Wednesday, February 19, 2014

Cicadas - a simple science/language/art experience.

Summer has arrived - time to go outdoors.

They have taken their time but the cicadas are now in full song.

Information about NZ cicada    And more great stuff

What do we know about cicadas?
It is always the way. As soon as the summer holidays have past summer actually arrives.

Teachers and their students, who have up to now had little experience of real heat, are now feeling it, but now confined to their classrooms.

Let's hope teachers have decided to vacate their rooms and do their learning in the cool shade outside.

Teachers who have not forgotten that environmental literacy is as important as book literacy will no doubt be really enjoying themselves.

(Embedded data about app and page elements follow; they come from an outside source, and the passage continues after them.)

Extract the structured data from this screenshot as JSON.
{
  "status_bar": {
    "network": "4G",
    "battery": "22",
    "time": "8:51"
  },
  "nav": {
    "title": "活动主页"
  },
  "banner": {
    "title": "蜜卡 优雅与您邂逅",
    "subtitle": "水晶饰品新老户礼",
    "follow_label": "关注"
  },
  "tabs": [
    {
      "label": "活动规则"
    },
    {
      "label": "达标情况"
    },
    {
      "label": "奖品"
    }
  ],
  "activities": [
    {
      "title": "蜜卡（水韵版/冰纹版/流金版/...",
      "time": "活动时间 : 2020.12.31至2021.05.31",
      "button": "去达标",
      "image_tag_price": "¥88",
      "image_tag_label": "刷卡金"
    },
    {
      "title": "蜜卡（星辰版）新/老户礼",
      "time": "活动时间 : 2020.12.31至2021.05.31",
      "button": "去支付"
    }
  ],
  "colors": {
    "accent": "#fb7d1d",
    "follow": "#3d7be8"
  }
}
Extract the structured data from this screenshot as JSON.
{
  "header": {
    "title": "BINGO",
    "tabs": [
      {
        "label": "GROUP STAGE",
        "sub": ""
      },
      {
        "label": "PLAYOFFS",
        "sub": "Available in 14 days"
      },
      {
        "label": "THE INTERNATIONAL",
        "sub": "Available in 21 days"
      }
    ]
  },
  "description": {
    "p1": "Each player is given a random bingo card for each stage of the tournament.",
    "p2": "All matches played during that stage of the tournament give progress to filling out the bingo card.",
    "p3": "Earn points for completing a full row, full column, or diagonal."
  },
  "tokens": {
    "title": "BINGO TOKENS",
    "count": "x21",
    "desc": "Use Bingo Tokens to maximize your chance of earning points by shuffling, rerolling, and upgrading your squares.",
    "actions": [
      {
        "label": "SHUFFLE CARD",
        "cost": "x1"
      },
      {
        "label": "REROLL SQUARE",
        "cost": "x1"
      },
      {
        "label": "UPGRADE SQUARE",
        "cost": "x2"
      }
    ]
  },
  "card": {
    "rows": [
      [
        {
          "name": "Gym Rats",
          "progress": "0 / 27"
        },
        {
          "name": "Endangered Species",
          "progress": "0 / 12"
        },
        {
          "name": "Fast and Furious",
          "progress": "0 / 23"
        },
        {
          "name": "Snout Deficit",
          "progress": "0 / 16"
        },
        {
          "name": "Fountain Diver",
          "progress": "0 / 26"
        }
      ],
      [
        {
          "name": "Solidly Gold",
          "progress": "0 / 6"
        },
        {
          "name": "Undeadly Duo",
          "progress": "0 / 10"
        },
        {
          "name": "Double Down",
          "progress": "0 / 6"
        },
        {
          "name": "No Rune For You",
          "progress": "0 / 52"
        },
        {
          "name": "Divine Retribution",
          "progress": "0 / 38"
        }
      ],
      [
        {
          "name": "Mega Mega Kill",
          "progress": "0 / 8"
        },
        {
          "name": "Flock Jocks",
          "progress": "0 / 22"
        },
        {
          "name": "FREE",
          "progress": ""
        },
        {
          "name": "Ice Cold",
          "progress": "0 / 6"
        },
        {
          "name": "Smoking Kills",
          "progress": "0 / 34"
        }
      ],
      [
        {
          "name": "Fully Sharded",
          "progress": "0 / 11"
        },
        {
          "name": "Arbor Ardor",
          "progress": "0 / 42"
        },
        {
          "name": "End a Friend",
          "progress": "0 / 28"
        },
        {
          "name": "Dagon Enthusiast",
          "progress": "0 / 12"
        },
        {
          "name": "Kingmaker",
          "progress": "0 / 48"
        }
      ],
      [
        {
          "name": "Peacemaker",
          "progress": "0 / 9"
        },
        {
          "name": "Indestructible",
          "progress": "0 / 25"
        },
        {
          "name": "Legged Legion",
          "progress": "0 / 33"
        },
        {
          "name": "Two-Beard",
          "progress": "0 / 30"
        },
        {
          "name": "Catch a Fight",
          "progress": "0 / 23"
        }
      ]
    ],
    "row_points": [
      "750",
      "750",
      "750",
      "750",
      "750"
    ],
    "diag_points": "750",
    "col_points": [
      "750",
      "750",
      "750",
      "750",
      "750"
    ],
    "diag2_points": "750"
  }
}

The big issue of the coming decade is not a literacy crisis but a climatic one.

The sooner students develop an awareness of their environment , and in the process learn to love and respect it, the sooner they will see the need to sustain and protect it. As the future generation they will need to see it as the number one world problem.

If teachers do take their students outdoors they might begin to see that it is through rich sensory experiences that their students develop real insights and in the process expand them their all important vocabularies. They might even understand that in the beginning was not 'the word' but that in the beginning was 'the experience'.

So teachers ought to take this hot weather as an opportunity to go outside and let their children explore the environment through their senses. If it was good enough for Leonardo da Vinci; it is good enough for their students. Like Leonardo they need to see and interpret their experiences as, artists , poets mathematicians and scientists.

Outside children can sit under a tree and let their minds go for a walk. They can be taught to educate their senses - each sense introducing information for their growing minds to process. Listening bring in dimensions of sound, smelling will remind them forever of environmental experiences, touching opens the world of textures, and sight the world of movements, colours, and shapes.

Teachers who understand how brain grows will help their students expand on their ideas by encouraging students to see connections, to use language metaphorically , or to get them to simply describe what they can see. Teachers who appreciate the power of observation will encourage their students to draw what they can observe - encouraging them to focus on something of particular interests. Digital cameras assist in this process by bringing images back into class to further process.

In rooms ,with teachers who are environmentally aware, the evidence of students curiosity will be all around to see. There will be three line nature poems ( simple haiku), drawings , imaginative paintings, exciting phrases in their written language, and studies developing out of their reawakened curiosity.

Such teachers appreciate that by building on students questions and ideas about the immediate environment there is no need for imposing teacher planned curriculums on their captive students. By developing environmental awareness both teacher and students can learn to be co-explorers.

So with  this  in mind this is an ideal time to go outside and listen to the cicadas. What questions come to mind - and what are your students prior ideas about cicadas?

Collect cicada nymph cases seen on tree trunks - they make ideal observational drawing subjects, and through drawing questions and ideas will come to mind to explore.

It may be possible to uncover some nymphs before the emerge but possibly easier to capture some adults to observe/draw and to note differences between nymph cases and adults.

Students could then research answers to their questions. They might learn that many of their questions do not have real answers - not everything has been learnt about the 42 different types of New Zealand cicada! Do all cicada 'sing'? What is the point of all the 'singing'.

To conclude a display could be developed featuring drawings, thought poems and researched questions.

This is 'authentic' learning - building on how our brains were developed to work.

1 comment:

Anonymous said...

Simple but brilliant ideas. We so easy overlook the small scale world around us.